I was working with a client, whose son was in his mid-twenties and liked to be involved in the design of the website. He was into the ‘newest technology’ and buzzwords, so asking me to make things ‘pop’ was an everyday occurrence.
Client: I don’t like that colour. You should try something brighter. Like green!
Me: It is green.
Client: Oh. Well, we should do a different green!
I showed him a range of greens to replace the previous one.
Client: No, I don’t like it. Why don’t you try red? Or yellow?
Me: That would contradict the colour scheme for the entire website.
Client: Yeah, but I want to see how it looks!
I later found out that he was completely colour-blind.
I had a simple, common contact form on my design portfolio website that worked well for about a year. Then I had this exchange with a prominent local reporter / blogger via Twitter to her 5,000+ followers:
Client: #WEBDESIGN #FAIL! @(myhandle)’s contact form terribly broken! Can’t get in touch about my project—won’t be using her services! #Inept!
Me: @(Client) Thx for yr honest feedback. Sorry to hear you had difficulty w/my form. I’d like to diagnose the issue—pls contact me @ (myemail).
Client: (via email) What kind of web designer are you? I tried to upload my project’s documents, only 25mb of PDFs, using your contact form and it didn’t work!
Me: Yes, my contact form isn’t designed to allow uploads of any kind; it’s just a simple way for folks to state the nature of their project and start a conversation. I’m so sorry that misunderstanding was frustrating experience for you. Now that we’re communicating via email, I’d be more than happy to take a look at your documents and learn more about your project.

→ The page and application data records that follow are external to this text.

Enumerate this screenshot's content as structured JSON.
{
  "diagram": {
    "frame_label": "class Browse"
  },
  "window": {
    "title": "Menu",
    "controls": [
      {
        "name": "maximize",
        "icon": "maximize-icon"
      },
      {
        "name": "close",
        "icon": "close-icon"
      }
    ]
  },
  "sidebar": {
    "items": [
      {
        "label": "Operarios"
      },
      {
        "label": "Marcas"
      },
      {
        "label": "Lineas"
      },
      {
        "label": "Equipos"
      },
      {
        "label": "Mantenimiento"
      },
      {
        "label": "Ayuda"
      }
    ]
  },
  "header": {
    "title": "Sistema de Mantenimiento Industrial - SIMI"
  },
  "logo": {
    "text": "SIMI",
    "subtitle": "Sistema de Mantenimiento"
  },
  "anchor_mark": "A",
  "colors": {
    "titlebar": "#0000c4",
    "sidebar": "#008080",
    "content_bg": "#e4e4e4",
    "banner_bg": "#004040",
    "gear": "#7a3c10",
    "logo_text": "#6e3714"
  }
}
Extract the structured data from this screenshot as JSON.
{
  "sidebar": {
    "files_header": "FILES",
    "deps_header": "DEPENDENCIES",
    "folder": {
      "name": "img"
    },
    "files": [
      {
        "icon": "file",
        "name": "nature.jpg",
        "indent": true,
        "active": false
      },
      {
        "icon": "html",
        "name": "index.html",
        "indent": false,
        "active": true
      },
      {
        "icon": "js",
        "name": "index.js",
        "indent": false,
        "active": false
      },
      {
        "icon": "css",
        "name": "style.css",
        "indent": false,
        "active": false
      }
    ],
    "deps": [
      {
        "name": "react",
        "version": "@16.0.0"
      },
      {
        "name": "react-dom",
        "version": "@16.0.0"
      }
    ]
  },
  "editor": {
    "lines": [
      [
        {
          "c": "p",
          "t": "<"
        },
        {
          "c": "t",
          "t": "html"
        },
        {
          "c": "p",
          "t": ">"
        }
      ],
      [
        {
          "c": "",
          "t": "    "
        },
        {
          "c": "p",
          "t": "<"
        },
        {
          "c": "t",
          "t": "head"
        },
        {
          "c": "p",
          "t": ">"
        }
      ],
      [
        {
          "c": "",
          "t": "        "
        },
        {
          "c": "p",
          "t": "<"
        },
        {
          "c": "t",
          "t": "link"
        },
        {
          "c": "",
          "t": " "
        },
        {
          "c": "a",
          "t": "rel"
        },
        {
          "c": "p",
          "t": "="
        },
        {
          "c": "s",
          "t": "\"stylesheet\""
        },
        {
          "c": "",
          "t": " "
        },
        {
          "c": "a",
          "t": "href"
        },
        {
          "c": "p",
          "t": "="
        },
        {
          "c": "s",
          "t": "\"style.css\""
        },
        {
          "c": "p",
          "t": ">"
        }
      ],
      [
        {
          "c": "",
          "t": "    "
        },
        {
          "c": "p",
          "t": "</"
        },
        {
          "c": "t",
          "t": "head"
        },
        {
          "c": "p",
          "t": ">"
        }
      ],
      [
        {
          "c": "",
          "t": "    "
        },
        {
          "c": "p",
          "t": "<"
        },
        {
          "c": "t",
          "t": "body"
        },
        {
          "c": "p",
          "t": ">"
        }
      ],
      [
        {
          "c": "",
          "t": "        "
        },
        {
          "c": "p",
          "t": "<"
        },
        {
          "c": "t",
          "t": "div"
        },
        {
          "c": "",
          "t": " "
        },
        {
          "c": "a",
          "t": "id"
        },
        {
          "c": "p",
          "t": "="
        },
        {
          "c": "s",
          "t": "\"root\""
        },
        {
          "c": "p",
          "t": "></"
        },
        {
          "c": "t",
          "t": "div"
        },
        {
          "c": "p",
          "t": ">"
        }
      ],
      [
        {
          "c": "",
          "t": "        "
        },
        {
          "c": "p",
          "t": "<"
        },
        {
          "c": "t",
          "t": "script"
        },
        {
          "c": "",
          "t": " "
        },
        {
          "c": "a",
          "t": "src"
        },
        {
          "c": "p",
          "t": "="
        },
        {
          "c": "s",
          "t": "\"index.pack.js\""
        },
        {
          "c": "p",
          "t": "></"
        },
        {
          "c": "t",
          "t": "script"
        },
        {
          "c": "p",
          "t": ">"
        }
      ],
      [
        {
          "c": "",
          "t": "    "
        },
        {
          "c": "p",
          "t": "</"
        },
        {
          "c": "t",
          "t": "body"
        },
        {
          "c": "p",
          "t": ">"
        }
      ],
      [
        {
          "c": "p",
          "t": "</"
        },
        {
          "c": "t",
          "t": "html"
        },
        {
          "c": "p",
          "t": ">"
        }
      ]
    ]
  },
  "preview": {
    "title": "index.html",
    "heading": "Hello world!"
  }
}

Client: I’m not stupid, you clearly don’t know what you’re talking about. I’m well connected in this city, and you won’t be getting any recommendations from me!

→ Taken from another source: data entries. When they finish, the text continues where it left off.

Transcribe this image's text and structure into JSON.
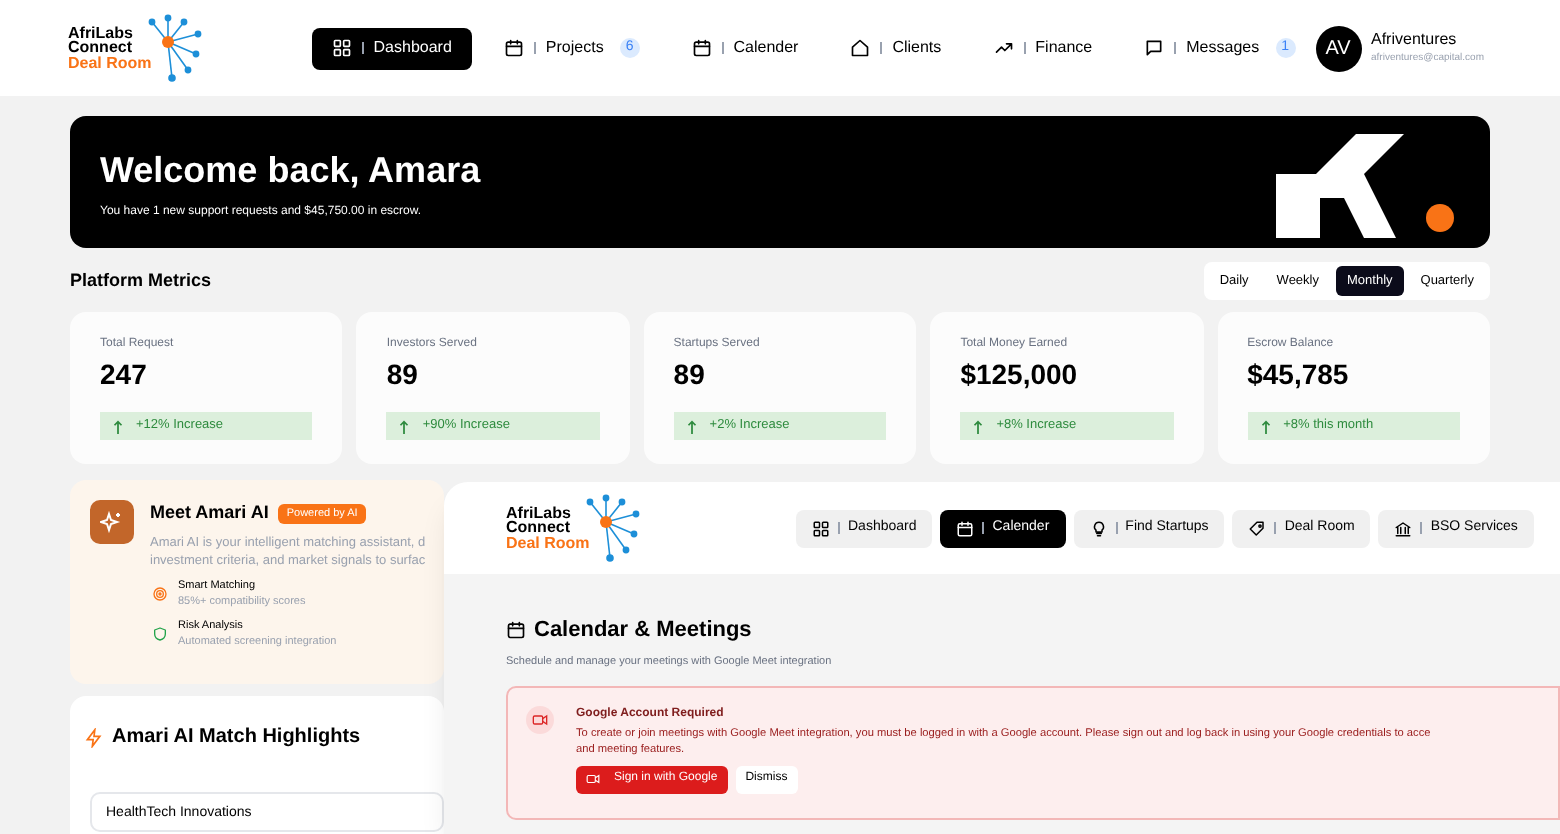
{
  "header": {
    "logo": {
      "line1": "AfriLabs",
      "line2": "Connect",
      "line3": "Deal Room"
    },
    "nav": [
      {
        "label": "Dashboard",
        "selected": true
      },
      {
        "label": "Projects",
        "badge": "6",
        "selected": false
      },
      {
        "label": "Calender",
        "selected": false
      },
      {
        "label": "Clients",
        "selected": false
      },
      {
        "label": "Finance",
        "selected": false
      },
      {
        "label": "Messages",
        "badge": "1",
        "selected": false
      }
    ],
    "user": {
      "initials": "AV",
      "name": "Afriventures",
      "email": "afriventures@capital.com"
    }
  },
  "banner": {
    "title": "Welcome back, Amara",
    "subtitle": "You have 1 new support requests and $45,750.00 in escrow."
  },
  "metrics": {
    "title": "Platform Metrics",
    "periods": [
      {
        "label": "Daily",
        "selected": false
      },
      {
        "label": "Weekly",
        "selected": false
      },
      {
        "label": "Monthly",
        "selected": true
      },
      {
        "label": "Quarterly",
        "selected": false
      }
    ],
    "cards": [
      {
        "label": "Total Request",
        "value": "247",
        "change": "+12% Increase"
      },
      {
        "label": "Investors Served",
        "value": "89",
        "change": "+90% Increase"
      },
      {
        "label": "Startups Served",
        "value": "89",
        "change": "+2% Increase"
      },
      {
        "label": "Total Money Earned",
        "value": "$125,000",
        "change": "+8% Increase"
      },
      {
        "label": "Escrow Balance",
        "value": "$45,785",
        "change": "+8% this month"
      }
    ]
  },
  "amari": {
    "title": "Meet Amari AI",
    "badge": "Powered by AI",
    "description": [
      "Amari AI is your intelligent matching assistant, d",
      "investment criteria, and market signals to surfac"
    ],
    "features": [
      {
        "title": "Smart Matching",
        "text": "85%+ compatibility scores"
      },
      {
        "title": "Risk Analysis",
        "text": "Automated screening integration"
      }
    ]
  },
  "highlights": {
    "title": "Amari AI Match Highlights",
    "items": [
      "HealthTech Innovations"
    ]
  },
  "inset": {
    "logo": {
      "line1": "AfriLabs",
      "line2": "Connect",
      "line3": "Deal Room"
    },
    "nav": [
      {
        "label": "Dashboard",
        "selected": false
      },
      {
        "label": "Calender",
        "selected": true
      },
      {
        "label": "Find Startups",
        "selected": false
      },
      {
        "label": "Deal Room",
        "selected": false
      },
      {
        "label": "BSO Services",
        "selected": false
      }
    ],
    "title": "Calendar & Meetings",
    "subtitle": "Schedule and manage your meetings with Google Meet integration",
    "alert": {
      "title": "Google Account Required",
      "lines": [
        "To create or join meetings with Google Meet integration, you must be logged in with a Google account. Please sign out and log back in using your Google credentials to acce",
        "and meeting features."
      ],
      "buttons": [
        {
          "label": "Sign in with Google",
          "kind": "primary"
        },
        {
          "label": "Dismiss",
          "kind": "secondary"
        }
      ]
    }
  }
}
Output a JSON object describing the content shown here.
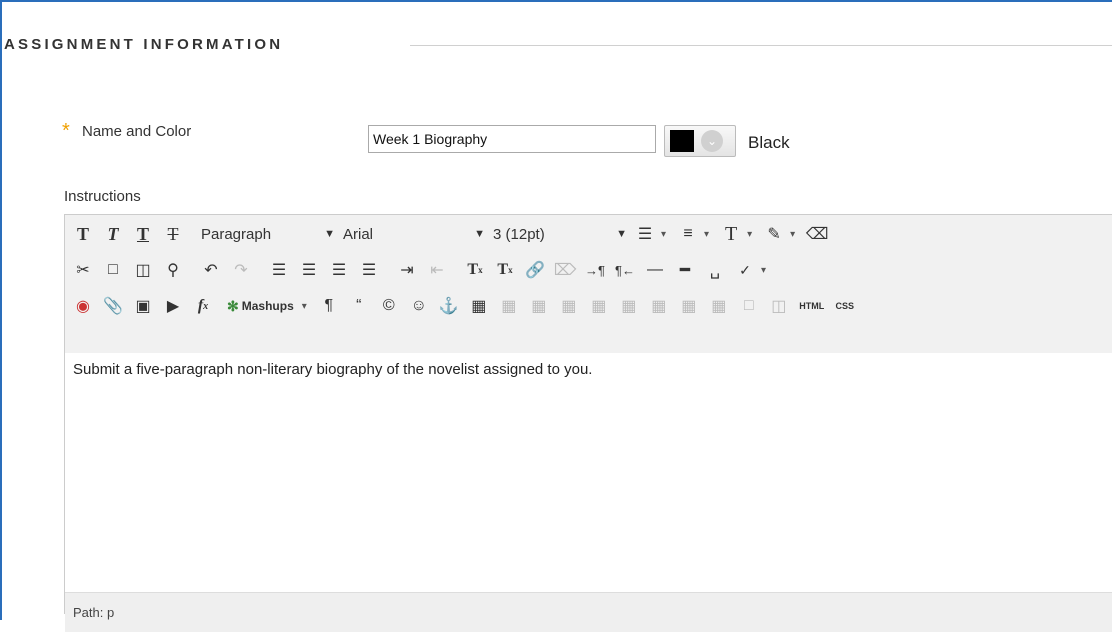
{
  "section": {
    "title": "ASSIGNMENT INFORMATION"
  },
  "name_field": {
    "required_mark": "*",
    "label": "Name and Color",
    "value": "Week 1 Biography"
  },
  "color": {
    "swatch_hex": "#000000",
    "name": "Black"
  },
  "instructions": {
    "label": "Instructions",
    "toolbar": {
      "format_select": "Paragraph",
      "font_select": "Arial",
      "size_select": "3 (12pt)",
      "mashups_label": "Mashups",
      "html_label": "HTML",
      "css_label": "CSS"
    },
    "content": "Submit a five-paragraph non-literary biography of the novelist assigned to you.",
    "path_label": "Path:",
    "path_value": "p"
  }
}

I created content and hosted files for a client for over a year; at least, until she sent me a cease and desist letter. This voided my contract a month before the final invoice was due. I believe this was an attempt to avoid payment – there were otherwise no issues in our working arrangement.
A month after I complied with her wishes, she wrote me an email asking me why I stopped hosting files for her business.

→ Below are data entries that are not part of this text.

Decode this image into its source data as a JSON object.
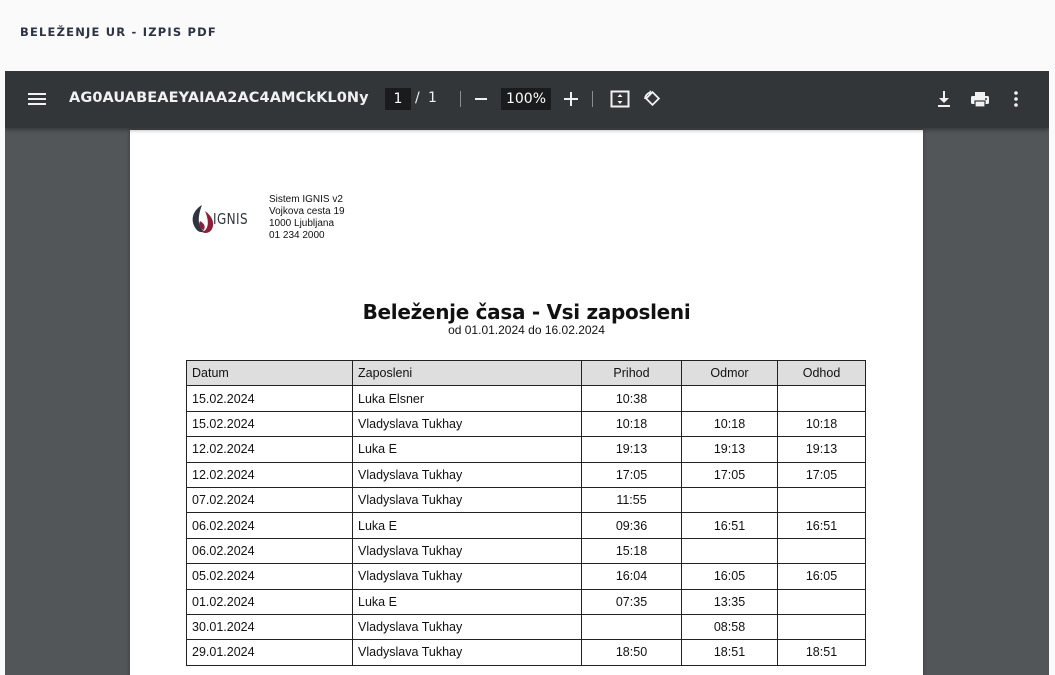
{
  "page": {
    "title": "BELEŽENJE UR - IZPIS PDF"
  },
  "viewer": {
    "filename": "AG0AUABEAEYAIAA2AC4AMCkKL0NyZWF...",
    "current_page": "1",
    "page_separator": "/",
    "total_pages": "1",
    "zoom": "100%",
    "icons": [
      "menu-icon",
      "zoom-out-icon",
      "zoom-in-icon",
      "fit-to-page-icon",
      "rotate-icon",
      "download-icon",
      "print-icon",
      "more-vert-icon"
    ],
    "colors": {
      "toolbar": "#323639",
      "background": "#525659"
    }
  },
  "document": {
    "logo_text": "IGNIS",
    "company": {
      "name": "Sistem IGNIS v2",
      "street": "Vojkova cesta 19",
      "city": "1000 Ljubljana",
      "phone": "01 234 2000"
    },
    "title": "Beleženje časa - Vsi zaposleni",
    "subtitle": "od 01.01.2024 do 16.02.2024",
    "table": {
      "headers": [
        "Datum",
        "Zaposleni",
        "Prihod",
        "Odmor",
        "Odhod"
      ],
      "rows": [
        [
          "15.02.2024",
          "Luka Elsner",
          "10:38",
          "",
          ""
        ],
        [
          "15.02.2024",
          "Vladyslava Tukhay",
          "10:18",
          "10:18",
          "10:18"
        ],
        [
          "12.02.2024",
          "Luka E",
          "19:13",
          "19:13",
          "19:13"
        ],
        [
          "12.02.2024",
          "Vladyslava Tukhay",
          "17:05",
          "17:05",
          "17:05"
        ],
        [
          "07.02.2024",
          "Vladyslava Tukhay",
          "11:55",
          "",
          ""
        ],
        [
          "06.02.2024",
          "Luka E",
          "09:36",
          "16:51",
          "16:51"
        ],
        [
          "06.02.2024",
          "Vladyslava Tukhay",
          "15:18",
          "",
          ""
        ],
        [
          "05.02.2024",
          "Vladyslava Tukhay",
          "16:04",
          "16:05",
          "16:05"
        ],
        [
          "01.02.2024",
          "Luka E",
          "07:35",
          "13:35",
          ""
        ],
        [
          "30.01.2024",
          "Vladyslava Tukhay",
          "",
          "08:58",
          ""
        ],
        [
          "29.01.2024",
          "Vladyslava Tukhay",
          "18:50",
          "18:51",
          "18:51"
        ]
      ]
    }
  }
}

Me: After I received the cease and desist letter and turned over the files, I didn’t see a need to continue working for your company for free. My last email stated I would be deleting the contents of my server after a month (the end of our original contract) in order to avoid any further legal trouble. Didn’t you copy or save any of the files that I sent you throughout the year?
Client: No. Why would I? Just send me the files that you compiled for my company over the last year.
Me: I deleted them after I sent the last email.
Client: What!? Why?
Me: Because I fulfilled my contractual obligations and the language of your letter implied I would be held accountable if I still had access to any work I did for you.
Client: Well that was stupid.
I translated some text for an organization and sent it back to my contact person, along with the invoice and my usual message:
Me: Little typos or missing accents can occur during the transfer from text to image. If you need me to review the translation once the final layout has been completed, I will be happy to do it free of charge.
A couple of weeks later, another person from the same organization sent me an email asking to review a different document before it went to the printer.
Me: I would be happy to. It will cost (this much). Please let me know if this works and I can get right on it.
Client: What?! I thought you did that for free!
Me: I do – for my work. That’s not my work. And taking a glance at it, it seems like an automatic machine translation; there are a lot of changes to be made.
Client: … so?
— A client who accidentally CC’d me in an email to his colleague after inquiring about a project.
Client: These drawings you sent me are all screwed up. This is an abomination and you should be ashamed.
Me: What’s wrong with them, exactly?
After a lot of back and forth, I figure out the issue.
Me: I think I understand. The drawings you are having issue with were ordered and shipped last month.
Me: And the issue is that you are missing a bunch of drawings from the set?
Me: And the drawings you are missing were sent to me, by you, yesterday?
I can tell it’s not quite sinking in.
Me: So, you ordered and got drawings last month.
Me: Then, yesterday, you sent me new drawings.
Me: That you wanted in the set I sent you last month.
Client: Yes. What aren’t you understanding!?
Needless to say, I now make that client put all his orders in writing before he signs off.
If a client spends a certain amount, I offer a discount in order to encourage bulk ordering. Usually, it’s as (seemingly) simple as free shipping.
Client: I don’t understand why there was a shipping fee on this invoice. Last time I worked with you there was no shipping fee.
Me: If you remember, we agreed that if your order was over $50, I can offer you the shipping for free.
Client: Yes, I do. But this invoice is for $50 and it has a shipping fee on it.
Me: Because it was under $50 before the shipping fee.
Client: But you said anything over $50 would be free to ship.
Me: Yes. Anything more than $50 BEFORE the shipping fee is added.
Client: I don’t understand.